Comparing brick versus Hardi siding on sound attenuation reveals the following. When tested by the NVLAP (National Voluntary Laboratory Accreditation Program), conventional 5/8" Hardi Lap Siding over a 2x4 wall cavity with R-11 insulation, measured a 40 STC (Sound Transmission Class). A standard brick veneer over the same wall cavity, same conditions, measured a 49 STC. Brick wins.

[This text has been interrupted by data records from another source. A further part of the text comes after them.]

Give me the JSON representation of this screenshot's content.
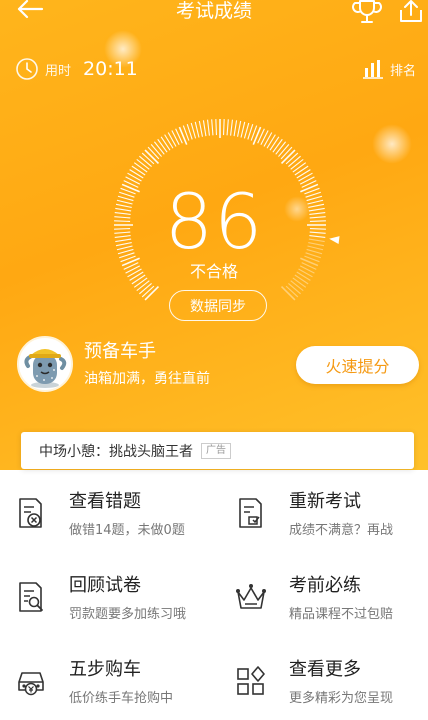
{
  "nav": {
    "title": "考试成绩"
  },
  "timer": {
    "label": "用时",
    "value": "20:11"
  },
  "rank": {
    "label": "排名"
  },
  "score": {
    "value": "86",
    "result": "不合格",
    "sync_label": "数据同步",
    "progress_percent": 86
  },
  "level": {
    "name": "预备车手",
    "motto": "油箱加满，勇往直前",
    "boost_label": "火速提分"
  },
  "ad": {
    "text": "中场小憩：挑战头脑王者",
    "tag": "广告"
  },
  "actions": [
    {
      "title": "查看错题",
      "subtitle": "做错14题，未做0题",
      "icon": "wrong-answers-icon"
    },
    {
      "title": "重新考试",
      "subtitle": "成绩不满意？再战",
      "icon": "retake-exam-icon"
    },
    {
      "title": "回顾试卷",
      "subtitle": "罚款题要多加练习哦",
      "icon": "review-paper-icon"
    },
    {
      "title": "考前必练",
      "subtitle": "精品课程不过包赔",
      "icon": "crown-icon"
    },
    {
      "title": "五步购车",
      "subtitle": "低价练手车抢购中",
      "icon": "car-purchase-icon"
    },
    {
      "title": "查看更多",
      "subtitle": "更多精彩为您呈现",
      "icon": "more-grid-icon"
    }
  ],
  "colors": {
    "hero": "#ffb51c",
    "accent_text": "#f59a14",
    "white": "#ffffff"
  }
}
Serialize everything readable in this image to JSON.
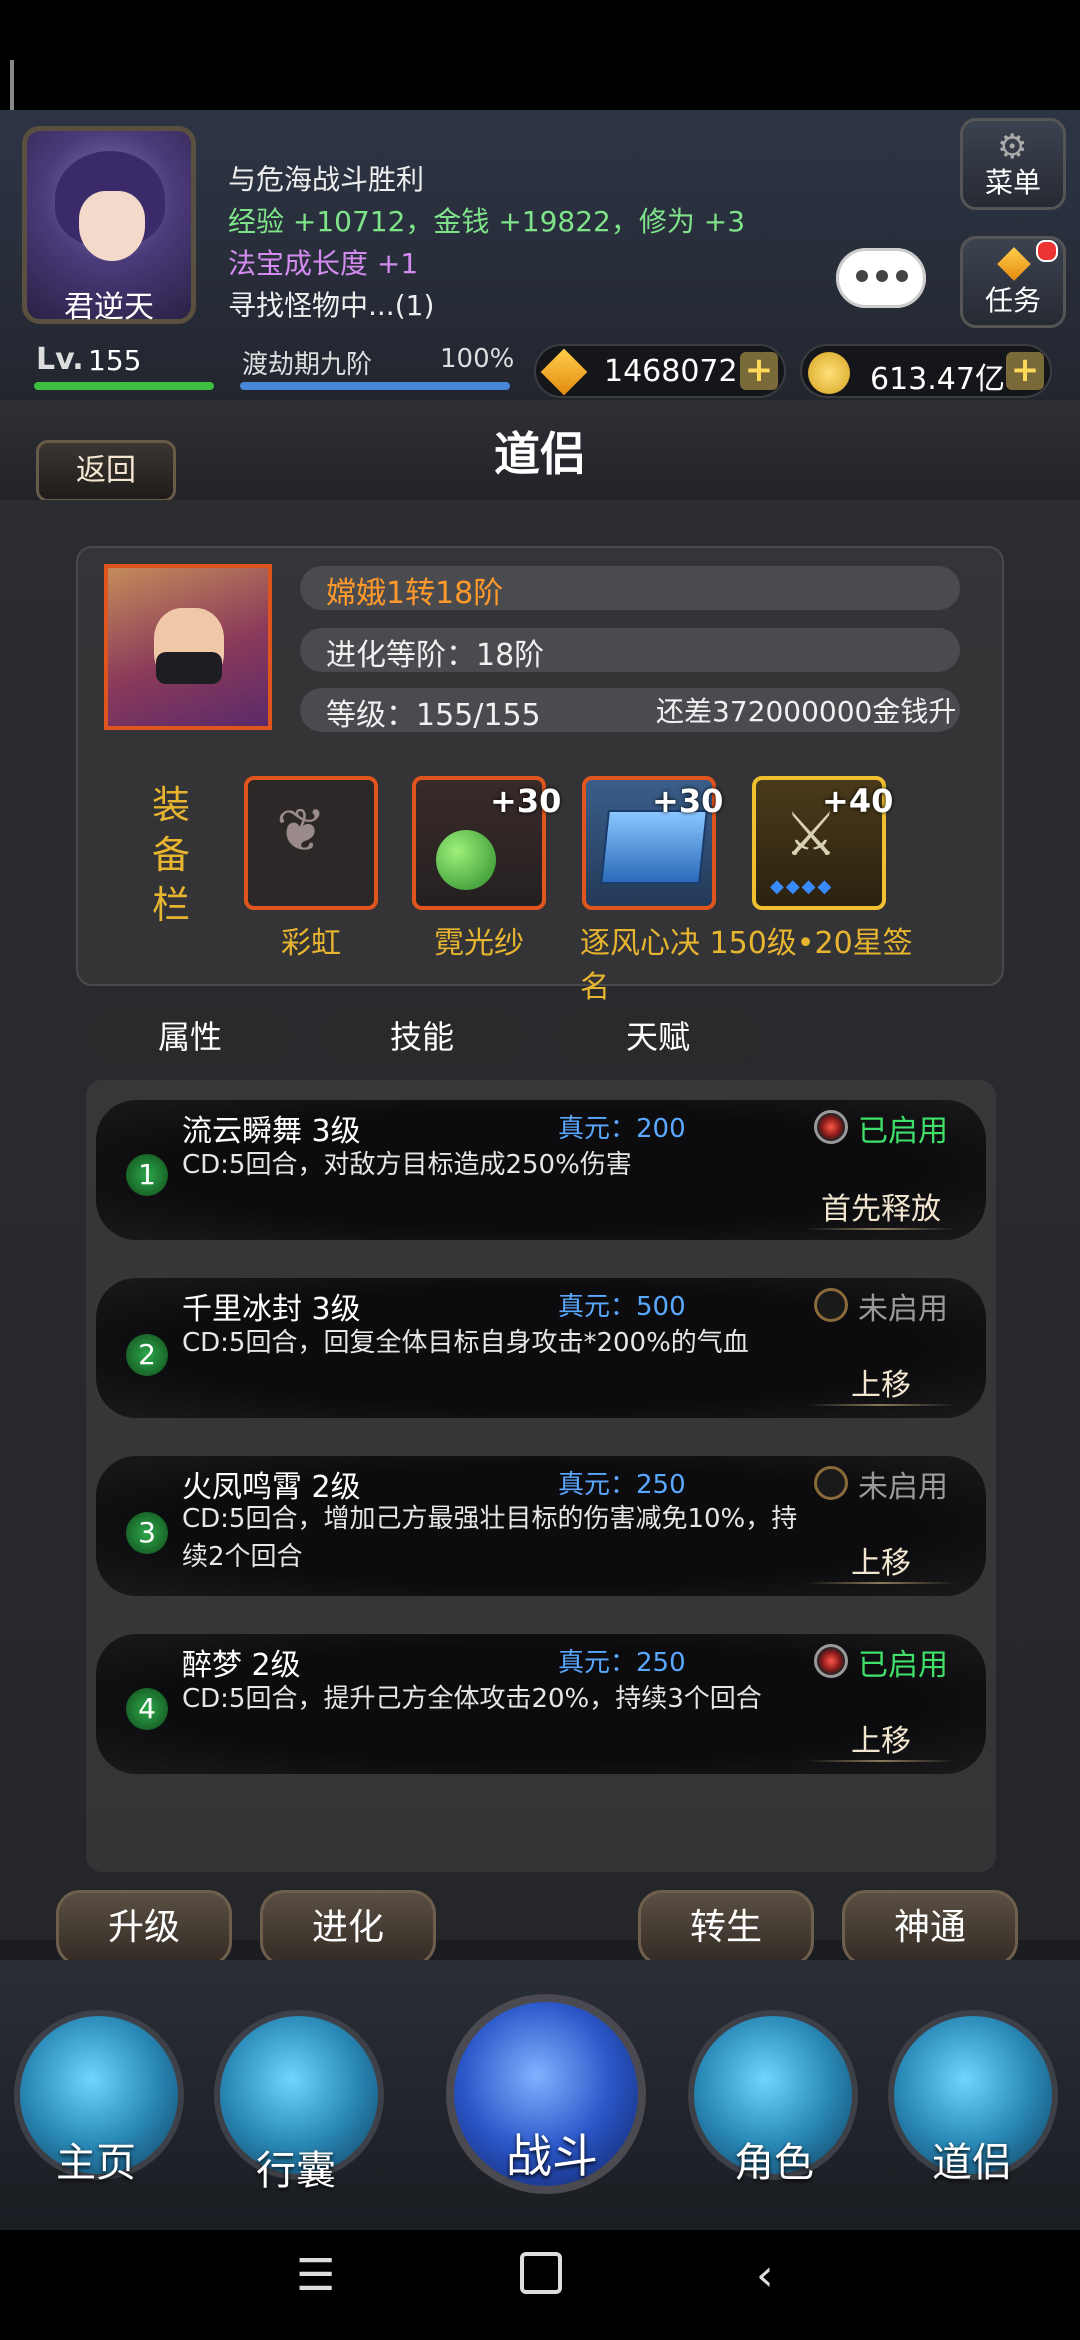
{
  "header": {
    "player_name": "君逆天",
    "log_lines": [
      "与危海战斗胜利",
      "经验 +10712，金钱 +19822，修为 +3",
      "法宝成长度 +1",
      "寻找怪物中...(1)"
    ],
    "menu_label": "菜单",
    "task_label": "任务",
    "level_label": "Lv.",
    "level_value": "155",
    "stage_label": "渡劫期九阶",
    "stage_percent": "100%",
    "gems": "1468072",
    "coins": "613.47亿",
    "plus": "+"
  },
  "page": {
    "back_label": "返回",
    "title": "道侣"
  },
  "companion": {
    "name": "嫦娥1转18阶",
    "evolve": "进化等阶：18阶",
    "level": "等级：155/155",
    "upgrade_cost": "还差372000000金钱升",
    "equip_label": "装备栏",
    "slots": [
      {
        "name": "彩虹",
        "plus": ""
      },
      {
        "name": "霓光纱",
        "plus": "+30"
      },
      {
        "name": "逐风心决 150级•20星签名",
        "plus": "+30"
      },
      {
        "name": "",
        "plus": "+40"
      }
    ]
  },
  "tabs": [
    "属性",
    "技能",
    "天赋"
  ],
  "skills": [
    {
      "num": "1",
      "title": "流云瞬舞 3级",
      "cost": "真元：200",
      "desc": "CD:5回合，对敌方目标造成250%伤害",
      "state": "已启用",
      "action": "首先释放"
    },
    {
      "num": "2",
      "title": "千里冰封 3级",
      "cost": "真元：500",
      "desc": "CD:5回合，回复全体目标自身攻击*200%的气血",
      "state": "未启用",
      "action": "上移"
    },
    {
      "num": "3",
      "title": "火凤鸣霄 2级",
      "cost": "真元：250",
      "desc": "CD:5回合，增加己方最强壮目标的伤害减免10%，持续2个回合",
      "state": "未启用",
      "action": "上移"
    },
    {
      "num": "4",
      "title": "醉梦 2级",
      "cost": "真元：250",
      "desc": "CD:5回合，提升己方全体攻击20%，持续3个回合",
      "state": "已启用",
      "action": "上移"
    }
  ],
  "actions": [
    "升级",
    "进化",
    "转生",
    "神通"
  ],
  "nav": [
    "主页",
    "行囊",
    "战斗",
    "角色",
    "道侣"
  ],
  "colors": {
    "accent_orange": "#ff9a2a",
    "gold_text": "#e8b530",
    "enabled_green": "#3fe06a",
    "cost_blue": "#5aa8ff"
  }
}
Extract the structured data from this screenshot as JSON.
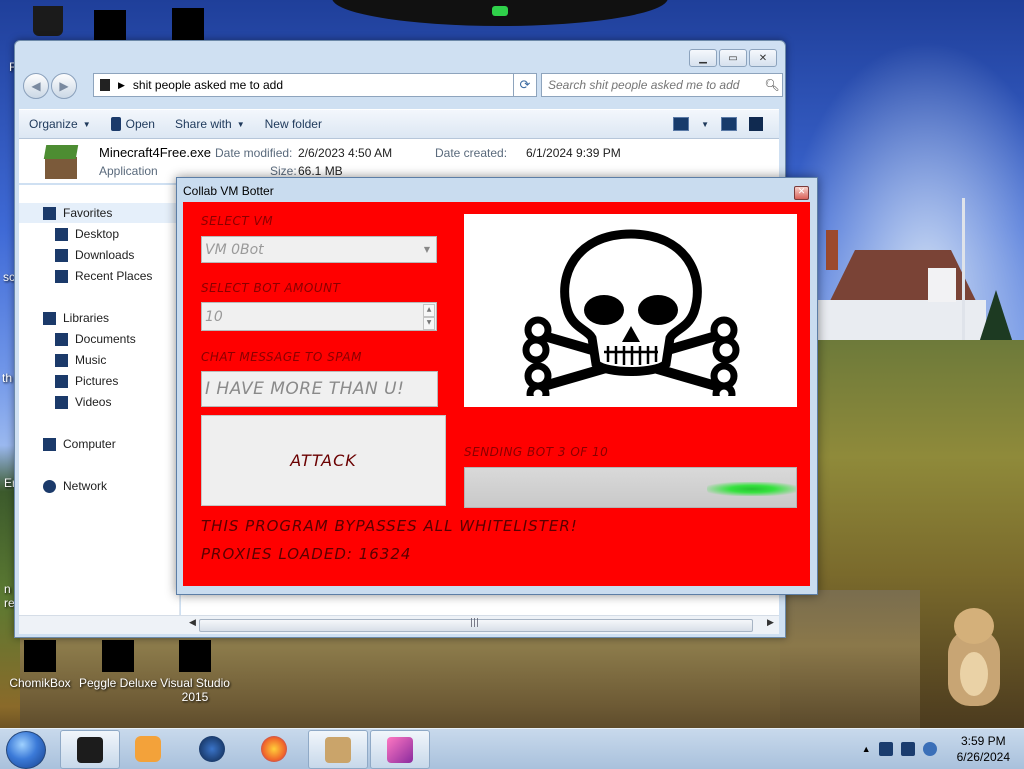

When comparing brick versus Hardi Siding for their thermal properties, it is useful to look at the R-values of a standard wall section. First, the R-value of a material or sections indicates the materials resistance to heat conduction. A standard brick veneer wall over 2x4 wood framing with R-11 batt insulation and 1/2" drywall on the inside measure an R-value of 20.21 (test by the Masonry Advisory Committee). With the same conditions, the R-value of a Hardi plank wall section is closer to 12. More insulation is advised for any type of home with cementitious siding as all these products in themselves have a very low R-value. There are many other factors which contribute to the energy efficiency of a home; the R-value only measures resistance to heating through conduction. Convection, radiation, and air infiltration are not addressed by the R-value measurement and must be considered separately.
The maintenance of both brick and hardi plank siding is very low. Usually Hardi siding does not have to be painted for 15 years. Brick never has to be painted, just pressure washed on occasion. Both are very structurally sounds and should last the lifetime of your home (at least here in South Carolina with our normally warm weather). If you have any other questions about brick versus Hardi siding, please feel free to contact one of the Sea Island Builders team members at 843-883-7430.
Brick Versus Hardi Siding by Jason Fowler of Sea Island Builders, Charleston's premier custom home builder and contractor.